ABOUT THIS EXERCISE
Copy each entry below without any change.

TASK INPUTS START

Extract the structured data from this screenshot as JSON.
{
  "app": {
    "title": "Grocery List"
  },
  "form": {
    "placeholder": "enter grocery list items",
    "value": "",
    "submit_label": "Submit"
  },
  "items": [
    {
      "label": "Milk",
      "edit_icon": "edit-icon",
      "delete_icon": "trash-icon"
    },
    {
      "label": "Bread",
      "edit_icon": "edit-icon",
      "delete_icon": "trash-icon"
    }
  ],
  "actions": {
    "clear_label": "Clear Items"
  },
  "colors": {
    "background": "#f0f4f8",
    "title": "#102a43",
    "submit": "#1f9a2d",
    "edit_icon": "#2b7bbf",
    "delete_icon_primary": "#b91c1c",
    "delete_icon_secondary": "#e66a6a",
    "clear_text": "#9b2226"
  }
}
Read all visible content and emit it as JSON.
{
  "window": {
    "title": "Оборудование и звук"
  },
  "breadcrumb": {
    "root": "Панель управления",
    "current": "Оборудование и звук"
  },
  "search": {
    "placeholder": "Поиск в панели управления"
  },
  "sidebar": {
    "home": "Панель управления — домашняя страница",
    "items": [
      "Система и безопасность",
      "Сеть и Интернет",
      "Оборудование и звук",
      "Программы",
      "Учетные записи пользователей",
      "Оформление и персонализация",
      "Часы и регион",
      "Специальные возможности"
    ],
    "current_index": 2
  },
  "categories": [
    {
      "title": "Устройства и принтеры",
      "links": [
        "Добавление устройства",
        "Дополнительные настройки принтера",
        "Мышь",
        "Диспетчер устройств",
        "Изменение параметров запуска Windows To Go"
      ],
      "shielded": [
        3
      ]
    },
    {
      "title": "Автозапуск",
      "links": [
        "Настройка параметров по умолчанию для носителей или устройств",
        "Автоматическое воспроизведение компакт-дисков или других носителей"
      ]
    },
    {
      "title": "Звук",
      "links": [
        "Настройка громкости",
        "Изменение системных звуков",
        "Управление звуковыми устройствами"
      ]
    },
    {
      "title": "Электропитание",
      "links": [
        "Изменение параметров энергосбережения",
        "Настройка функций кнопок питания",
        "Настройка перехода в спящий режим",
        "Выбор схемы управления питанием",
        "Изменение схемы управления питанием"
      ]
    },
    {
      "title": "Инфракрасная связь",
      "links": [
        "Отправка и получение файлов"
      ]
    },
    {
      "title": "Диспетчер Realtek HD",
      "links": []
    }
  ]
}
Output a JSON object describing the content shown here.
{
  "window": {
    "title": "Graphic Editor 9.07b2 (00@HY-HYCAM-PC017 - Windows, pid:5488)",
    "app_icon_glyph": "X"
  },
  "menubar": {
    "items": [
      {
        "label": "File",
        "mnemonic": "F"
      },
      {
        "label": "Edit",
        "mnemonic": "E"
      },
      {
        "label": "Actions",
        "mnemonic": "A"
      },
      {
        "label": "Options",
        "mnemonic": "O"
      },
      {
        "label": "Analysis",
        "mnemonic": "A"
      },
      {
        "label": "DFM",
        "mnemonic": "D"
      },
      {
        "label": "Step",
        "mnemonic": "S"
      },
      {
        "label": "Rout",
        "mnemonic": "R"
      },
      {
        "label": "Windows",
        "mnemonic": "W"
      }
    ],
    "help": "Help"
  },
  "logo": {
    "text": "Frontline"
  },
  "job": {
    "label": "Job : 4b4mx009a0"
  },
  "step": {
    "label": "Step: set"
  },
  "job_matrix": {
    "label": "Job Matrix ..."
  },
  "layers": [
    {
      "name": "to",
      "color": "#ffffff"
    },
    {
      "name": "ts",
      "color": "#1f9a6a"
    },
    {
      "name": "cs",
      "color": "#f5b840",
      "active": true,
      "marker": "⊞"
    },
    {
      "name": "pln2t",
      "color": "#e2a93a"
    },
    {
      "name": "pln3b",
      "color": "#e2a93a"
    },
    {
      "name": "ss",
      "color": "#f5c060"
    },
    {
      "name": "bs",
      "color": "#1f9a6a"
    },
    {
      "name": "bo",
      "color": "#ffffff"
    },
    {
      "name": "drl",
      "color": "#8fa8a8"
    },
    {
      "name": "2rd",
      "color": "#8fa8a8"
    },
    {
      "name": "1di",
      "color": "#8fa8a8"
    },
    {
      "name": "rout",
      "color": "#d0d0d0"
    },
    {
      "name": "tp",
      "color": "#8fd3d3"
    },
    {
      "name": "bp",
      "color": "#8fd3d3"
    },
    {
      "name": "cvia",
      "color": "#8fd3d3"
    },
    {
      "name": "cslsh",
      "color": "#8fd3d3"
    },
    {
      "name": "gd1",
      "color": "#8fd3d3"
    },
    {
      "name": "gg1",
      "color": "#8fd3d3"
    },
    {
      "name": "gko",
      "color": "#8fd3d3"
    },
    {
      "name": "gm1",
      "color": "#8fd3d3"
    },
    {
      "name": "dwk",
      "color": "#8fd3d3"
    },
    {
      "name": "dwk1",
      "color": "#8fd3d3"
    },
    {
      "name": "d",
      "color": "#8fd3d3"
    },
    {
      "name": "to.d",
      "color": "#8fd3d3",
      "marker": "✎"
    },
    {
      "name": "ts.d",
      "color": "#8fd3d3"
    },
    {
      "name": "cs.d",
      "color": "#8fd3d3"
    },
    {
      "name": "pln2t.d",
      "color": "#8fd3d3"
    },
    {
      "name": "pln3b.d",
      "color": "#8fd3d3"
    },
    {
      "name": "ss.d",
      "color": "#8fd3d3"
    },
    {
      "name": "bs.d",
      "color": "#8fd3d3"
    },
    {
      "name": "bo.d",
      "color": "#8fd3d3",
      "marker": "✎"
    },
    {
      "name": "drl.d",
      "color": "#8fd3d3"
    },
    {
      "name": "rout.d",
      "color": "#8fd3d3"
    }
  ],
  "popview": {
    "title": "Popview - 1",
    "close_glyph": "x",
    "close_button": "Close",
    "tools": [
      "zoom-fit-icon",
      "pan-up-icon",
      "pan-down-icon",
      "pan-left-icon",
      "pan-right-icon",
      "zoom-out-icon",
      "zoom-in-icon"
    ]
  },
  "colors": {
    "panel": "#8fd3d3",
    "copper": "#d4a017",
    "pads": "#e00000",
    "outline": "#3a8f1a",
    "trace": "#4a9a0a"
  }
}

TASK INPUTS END

RESPONSE AREA
Extract the structured data from this screenshot as JSON.
{
  "app": {
    "title": "Grocery List"
  },
  "form": {
    "placeholder": "enter grocery list items",
    "value": "",
    "submit_label": "Submit"
  },
  "items": [
    {
      "label": "Milk",
      "edit_icon": "edit-icon",
      "delete_icon": "trash-icon"
    },
    {
      "label": "Bread",
      "edit_icon": "edit-icon",
      "delete_icon": "trash-icon"
    }
  ],
  "actions": {
    "clear_label": "Clear Items"
  },
  "colors": {
    "background": "#f0f4f8",
    "title": "#102a43",
    "submit": "#1f9a2d",
    "edit_icon": "#2b7bbf",
    "delete_icon_primary": "#b91c1c",
    "delete_icon_secondary": "#e66a6a",
    "clear_text": "#9b2226"
  }
}
Read all visible content and emit it as JSON.
{
  "window": {
    "title": "Оборудование и звук"
  },
  "breadcrumb": {
    "root": "Панель управления",
    "current": "Оборудование и звук"
  },
  "search": {
    "placeholder": "Поиск в панели управления"
  },
  "sidebar": {
    "home": "Панель управления — домашняя страница",
    "items": [
      "Система и безопасность",
      "Сеть и Интернет",
      "Оборудование и звук",
      "Программы",
      "Учетные записи пользователей",
      "Оформление и персонализация",
      "Часы и регион",
      "Специальные возможности"
    ],
    "current_index": 2
  },
  "categories": [
    {
      "title": "Устройства и принтеры",
      "links": [
        "Добавление устройства",
        "Дополнительные настройки принтера",
        "Мышь",
        "Диспетчер устройств",
        "Изменение параметров запуска Windows To Go"
      ],
      "shielded": [
        3
      ]
    },
    {
      "title": "Автозапуск",
      "links": [
        "Настройка параметров по умолчанию для носителей или устройств",
        "Автоматическое воспроизведение компакт-дисков или других носителей"
      ]
    },
    {
      "title": "Звук",
      "links": [
        "Настройка громкости",
        "Изменение системных звуков",
        "Управление звуковыми устройствами"
      ]
    },
    {
      "title": "Электропитание",
      "links": [
        "Изменение параметров энергосбережения",
        "Настройка функций кнопок питания",
        "Настройка перехода в спящий режим",
        "Выбор схемы управления питанием",
        "Изменение схемы управления питанием"
      ]
    },
    {
      "title": "Инфракрасная связь",
      "links": [
        "Отправка и получение файлов"
      ]
    },
    {
      "title": "Диспетчер Realtek HD",
      "links": []
    }
  ]
}
Output a JSON object describing the content shown here.
{
  "window": {
    "title": "Graphic Editor 9.07b2 (00@HY-HYCAM-PC017 - Windows, pid:5488)",
    "app_icon_glyph": "X"
  },
  "menubar": {
    "items": [
      {
        "label": "File",
        "mnemonic": "F"
      },
      {
        "label": "Edit",
        "mnemonic": "E"
      },
      {
        "label": "Actions",
        "mnemonic": "A"
      },
      {
        "label": "Options",
        "mnemonic": "O"
      },
      {
        "label": "Analysis",
        "mnemonic": "A"
      },
      {
        "label": "DFM",
        "mnemonic": "D"
      },
      {
        "label": "Step",
        "mnemonic": "S"
      },
      {
        "label": "Rout",
        "mnemonic": "R"
      },
      {
        "label": "Windows",
        "mnemonic": "W"
      }
    ],
    "help": "Help"
  },
  "logo": {
    "text": "Frontline"
  },
  "job": {
    "label": "Job : 4b4mx009a0"
  },
  "step": {
    "label": "Step: set"
  },
  "job_matrix": {
    "label": "Job Matrix ..."
  },
  "layers": [
    {
      "name": "to",
      "color": "#ffffff"
    },
    {
      "name": "ts",
      "color": "#1f9a6a"
    },
    {
      "name": "cs",
      "color": "#f5b840",
      "active": true,
      "marker": "⊞"
    },
    {
      "name": "pln2t",
      "color": "#e2a93a"
    },
    {
      "name": "pln3b",
      "color": "#e2a93a"
    },
    {
      "name": "ss",
      "color": "#f5c060"
    },
    {
      "name": "bs",
      "color": "#1f9a6a"
    },
    {
      "name": "bo",
      "color": "#ffffff"
    },
    {
      "name": "drl",
      "color": "#8fa8a8"
    },
    {
      "name": "2rd",
      "color": "#8fa8a8"
    },
    {
      "name": "1di",
      "color": "#8fa8a8"
    },
    {
      "name": "rout",
      "color": "#d0d0d0"
    },
    {
      "name": "tp",
      "color": "#8fd3d3"
    },
    {
      "name": "bp",
      "color": "#8fd3d3"
    },
    {
      "name": "cvia",
      "color": "#8fd3d3"
    },
    {
      "name": "cslsh",
      "color": "#8fd3d3"
    },
    {
      "name": "gd1",
      "color": "#8fd3d3"
    },
    {
      "name": "gg1",
      "color": "#8fd3d3"
    },
    {
      "name": "gko",
      "color": "#8fd3d3"
    },
    {
      "name": "gm1",
      "color": "#8fd3d3"
    },
    {
      "name": "dwk",
      "color": "#8fd3d3"
    },
    {
      "name": "dwk1",
      "color": "#8fd3d3"
    },
    {
      "name": "d",
      "color": "#8fd3d3"
    },
    {
      "name": "to.d",
      "color": "#8fd3d3",
      "marker": "✎"
    },
    {
      "name": "ts.d",
      "color": "#8fd3d3"
    },
    {
      "name": "cs.d",
      "color": "#8fd3d3"
    },
    {
      "name": "pln2t.d",
      "color": "#8fd3d3"
    },
    {
      "name": "pln3b.d",
      "color": "#8fd3d3"
    },
    {
      "name": "ss.d",
      "color": "#8fd3d3"
    },
    {
      "name": "bs.d",
      "color": "#8fd3d3"
    },
    {
      "name": "bo.d",
      "color": "#8fd3d3",
      "marker": "✎"
    },
    {
      "name": "drl.d",
      "color": "#8fd3d3"
    },
    {
      "name": "rout.d",
      "color": "#8fd3d3"
    }
  ],
  "popview": {
    "title": "Popview - 1",
    "close_glyph": "x",
    "close_button": "Close",
    "tools": [
      "zoom-fit-icon",
      "pan-up-icon",
      "pan-down-icon",
      "pan-left-icon",
      "pan-right-icon",
      "zoom-out-icon",
      "zoom-in-icon"
    ]
  },
  "colors": {
    "panel": "#8fd3d3",
    "copper": "#d4a017",
    "pads": "#e00000",
    "outline": "#3a8f1a",
    "trace": "#4a9a0a"
  }
}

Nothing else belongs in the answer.